Redefine work flexibility. The core notions of flexibility, such as the ability to work from home, to adjust work schedules to deal with personal obligations, or to take time off when needed, have expanded to include job sharing, sabbaticals, and arrangements that enable retirees to continue to work part time, according to the Future of Work Institute.
Workspaces are also important. Open office environments encourage idea sharing, author Steven Johnson notes. Bersin also cites providing employees with physical spaces, such as stand-up desks and rest areas for workers who exert themselves physically, as important elements.
Flexibility also refers to being able to move within the organization to take on new assignments in different geographies, divisions, and functions. For high-performing employees, it can be a form of recognition and grooming for future, higher positions. The key, experts say, is to set up a range of flexible options for everyone, an approach that only one in five companies currently pursues.
Demonstrate sensitivity to the needs of older employees. It is now common to find people working into their 70s because of improved healthcare, fitness, and diet, as well as for economic reasons. As a result, many Baby Boomers may report to managers who are younger than they are. Organizations need to be sensitive to the aging dynamic and how it plays out.
While findings examining generational differences in work values and preferences have been mixed, researchers agree that certain attitudes shift as a result of getting older. For example, researchers have found that in job performance meetings older workers pick up on nonverbal cues and are much more concerned with the way information is delivered than younger colleagues who focus on the content of the evaluation. That managers would require a high level of emotional intelligence is only now coming to light as the workforce matures, says Gabby Burlacu, a customer insights and alignment specialist at SAP who did her doctoral research on aging and work. Making managers aware of this issue can enable a better experience and more engaged employees.
Provide a level of autonomy. Authority over on-the-job decision making correlates positively to employee motivation. Researchers have found that giving workers power to take action increases productivity, performance, and job satisfaction. In one interesting study, for example, nurses in a maternity ward who managed and monitored their own work behavior felt “more vigorous, dedicated, and absorbed in their work,” even though they did not see hospital leaders regularly. Overall, giving workers autonomy makes them feel they can make a real difference on the job because leaders support them, and it boosts engagement ratings, according to a survey conducted by Gallup.
5. Create Purpose
The influx of Millennials has created a demand for companies to communicate a sense of purpose for the work they do—and their influence has spread. “I think you’d be hard-pressed to find an individual, whether they are 25, 35, 45, 55, or 65, who would say, ‘Well, I don’t really care what my purpose is at work.

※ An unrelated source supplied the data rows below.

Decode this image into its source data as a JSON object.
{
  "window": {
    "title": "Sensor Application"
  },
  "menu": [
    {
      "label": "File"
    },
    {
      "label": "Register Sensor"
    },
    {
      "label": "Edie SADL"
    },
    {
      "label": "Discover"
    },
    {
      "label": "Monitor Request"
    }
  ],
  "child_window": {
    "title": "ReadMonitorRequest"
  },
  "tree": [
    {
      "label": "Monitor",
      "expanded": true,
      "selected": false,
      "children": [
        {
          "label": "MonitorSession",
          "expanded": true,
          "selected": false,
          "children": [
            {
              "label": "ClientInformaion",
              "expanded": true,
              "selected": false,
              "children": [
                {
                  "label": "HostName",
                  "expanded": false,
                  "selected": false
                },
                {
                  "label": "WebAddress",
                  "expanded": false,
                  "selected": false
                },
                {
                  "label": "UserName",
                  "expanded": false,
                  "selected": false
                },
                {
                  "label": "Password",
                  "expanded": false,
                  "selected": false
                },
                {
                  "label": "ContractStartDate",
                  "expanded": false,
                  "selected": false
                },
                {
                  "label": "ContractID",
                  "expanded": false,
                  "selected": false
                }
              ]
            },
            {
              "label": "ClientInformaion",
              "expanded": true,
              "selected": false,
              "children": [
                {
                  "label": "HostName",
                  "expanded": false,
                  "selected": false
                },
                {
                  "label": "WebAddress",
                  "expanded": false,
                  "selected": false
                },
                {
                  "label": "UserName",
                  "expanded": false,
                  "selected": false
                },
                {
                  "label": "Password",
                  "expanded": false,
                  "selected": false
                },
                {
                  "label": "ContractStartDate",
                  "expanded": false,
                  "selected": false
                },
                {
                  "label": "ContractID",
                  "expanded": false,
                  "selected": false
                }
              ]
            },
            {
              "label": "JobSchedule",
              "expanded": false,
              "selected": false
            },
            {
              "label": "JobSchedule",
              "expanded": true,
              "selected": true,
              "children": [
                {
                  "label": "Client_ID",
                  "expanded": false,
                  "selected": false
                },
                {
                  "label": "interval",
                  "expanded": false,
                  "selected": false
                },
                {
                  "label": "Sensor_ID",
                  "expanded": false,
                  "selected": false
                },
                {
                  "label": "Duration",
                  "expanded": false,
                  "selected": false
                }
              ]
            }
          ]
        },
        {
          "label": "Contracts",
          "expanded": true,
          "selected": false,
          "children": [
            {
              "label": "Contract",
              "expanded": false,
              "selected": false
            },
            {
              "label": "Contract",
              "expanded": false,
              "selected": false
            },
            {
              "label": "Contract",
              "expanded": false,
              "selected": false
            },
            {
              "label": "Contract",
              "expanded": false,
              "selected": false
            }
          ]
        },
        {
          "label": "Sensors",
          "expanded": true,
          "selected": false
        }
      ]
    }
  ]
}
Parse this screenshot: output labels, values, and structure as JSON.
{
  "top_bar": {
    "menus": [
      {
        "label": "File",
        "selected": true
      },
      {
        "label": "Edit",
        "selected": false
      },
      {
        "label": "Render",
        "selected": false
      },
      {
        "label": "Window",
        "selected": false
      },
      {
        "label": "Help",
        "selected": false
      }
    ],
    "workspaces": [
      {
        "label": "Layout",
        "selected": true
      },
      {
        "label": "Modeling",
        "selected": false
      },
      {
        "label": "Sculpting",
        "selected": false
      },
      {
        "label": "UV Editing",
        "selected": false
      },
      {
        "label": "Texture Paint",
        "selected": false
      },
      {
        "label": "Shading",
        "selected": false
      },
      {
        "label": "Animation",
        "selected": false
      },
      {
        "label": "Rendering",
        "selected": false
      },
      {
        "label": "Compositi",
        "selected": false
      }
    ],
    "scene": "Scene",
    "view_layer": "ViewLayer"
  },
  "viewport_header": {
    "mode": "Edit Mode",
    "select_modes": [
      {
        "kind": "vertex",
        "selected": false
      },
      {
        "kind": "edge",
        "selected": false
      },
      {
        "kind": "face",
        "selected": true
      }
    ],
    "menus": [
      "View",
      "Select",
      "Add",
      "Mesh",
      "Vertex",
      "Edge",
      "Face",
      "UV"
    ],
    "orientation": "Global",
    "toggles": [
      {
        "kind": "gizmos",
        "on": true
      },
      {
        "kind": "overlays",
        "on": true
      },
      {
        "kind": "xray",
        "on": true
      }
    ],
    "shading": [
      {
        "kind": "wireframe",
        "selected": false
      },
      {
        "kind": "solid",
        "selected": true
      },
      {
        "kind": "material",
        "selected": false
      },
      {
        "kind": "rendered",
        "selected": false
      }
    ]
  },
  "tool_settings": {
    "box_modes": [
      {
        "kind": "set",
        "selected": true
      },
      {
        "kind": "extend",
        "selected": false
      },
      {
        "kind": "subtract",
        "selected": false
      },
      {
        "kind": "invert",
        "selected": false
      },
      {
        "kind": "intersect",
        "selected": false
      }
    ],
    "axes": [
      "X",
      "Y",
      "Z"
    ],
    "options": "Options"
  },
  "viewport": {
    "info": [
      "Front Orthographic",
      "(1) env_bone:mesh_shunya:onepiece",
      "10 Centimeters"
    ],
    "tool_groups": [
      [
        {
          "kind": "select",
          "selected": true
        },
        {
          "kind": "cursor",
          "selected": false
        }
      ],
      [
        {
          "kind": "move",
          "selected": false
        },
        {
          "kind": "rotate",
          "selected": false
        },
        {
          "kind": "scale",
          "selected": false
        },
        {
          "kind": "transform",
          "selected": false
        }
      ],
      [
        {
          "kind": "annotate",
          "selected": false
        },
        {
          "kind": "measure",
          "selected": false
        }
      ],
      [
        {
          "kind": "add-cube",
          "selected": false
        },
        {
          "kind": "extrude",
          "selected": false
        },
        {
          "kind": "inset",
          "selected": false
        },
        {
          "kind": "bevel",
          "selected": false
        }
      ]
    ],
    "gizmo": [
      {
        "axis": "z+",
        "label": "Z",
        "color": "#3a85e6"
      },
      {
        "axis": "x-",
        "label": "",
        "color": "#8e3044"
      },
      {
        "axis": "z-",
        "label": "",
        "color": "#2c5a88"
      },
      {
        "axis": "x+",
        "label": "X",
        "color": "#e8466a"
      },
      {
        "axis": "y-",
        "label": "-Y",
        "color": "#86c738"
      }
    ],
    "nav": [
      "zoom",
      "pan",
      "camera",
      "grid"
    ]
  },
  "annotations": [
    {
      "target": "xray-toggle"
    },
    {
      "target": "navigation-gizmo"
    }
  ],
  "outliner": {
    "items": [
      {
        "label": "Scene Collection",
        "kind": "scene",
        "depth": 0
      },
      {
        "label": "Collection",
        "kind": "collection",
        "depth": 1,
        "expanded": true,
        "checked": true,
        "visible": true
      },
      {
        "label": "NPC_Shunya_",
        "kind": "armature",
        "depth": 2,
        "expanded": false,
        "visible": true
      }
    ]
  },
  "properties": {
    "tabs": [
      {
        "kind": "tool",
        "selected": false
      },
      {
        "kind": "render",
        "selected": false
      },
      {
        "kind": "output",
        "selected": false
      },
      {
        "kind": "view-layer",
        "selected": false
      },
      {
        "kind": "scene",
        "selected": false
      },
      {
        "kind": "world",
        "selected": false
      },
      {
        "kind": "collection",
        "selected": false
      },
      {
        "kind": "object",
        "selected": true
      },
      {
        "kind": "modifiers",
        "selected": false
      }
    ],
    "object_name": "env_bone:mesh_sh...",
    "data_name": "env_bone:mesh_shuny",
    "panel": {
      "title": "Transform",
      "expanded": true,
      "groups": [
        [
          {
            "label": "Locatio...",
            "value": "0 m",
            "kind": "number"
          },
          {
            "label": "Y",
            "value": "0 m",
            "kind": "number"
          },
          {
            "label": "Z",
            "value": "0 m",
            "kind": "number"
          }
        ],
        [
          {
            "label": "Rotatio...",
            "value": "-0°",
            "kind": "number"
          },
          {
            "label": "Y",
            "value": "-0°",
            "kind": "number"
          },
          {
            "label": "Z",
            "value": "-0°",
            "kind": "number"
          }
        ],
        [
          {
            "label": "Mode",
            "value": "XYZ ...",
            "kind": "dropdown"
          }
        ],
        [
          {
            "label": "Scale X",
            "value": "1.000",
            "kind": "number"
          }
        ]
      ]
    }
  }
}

I’m just here to get paid,’” says Arnish. “I think more and more and more individuals really want to find a sense of meaning in what they’re doing, and as an organization, if we’re going to attract and retain the very best talent, we need to help people find that individual meaning.”
Experts cite a short list of considerations for injecting purpose into corporate cultures:
Clarity is essential. The companies that have highly engaged employees are the ones that concisely define their purpose: “Here’s what we’re trying to do and here is a set of actions you can take to fit into that goal.” It allows an employee to say, “I understand how I fit in to that.”
You don’t have to save the world. People find meaning in work when they understand how their actions positively impact others or affect things they value in their careers.
Create public service opportunities. Getting workers together to benefit nonprofit causes is the table stakes in today’s workplace environment. More ambitious, Peace Corps–like projects in developing countries are immersive and potentially inspiring experiences for top performers.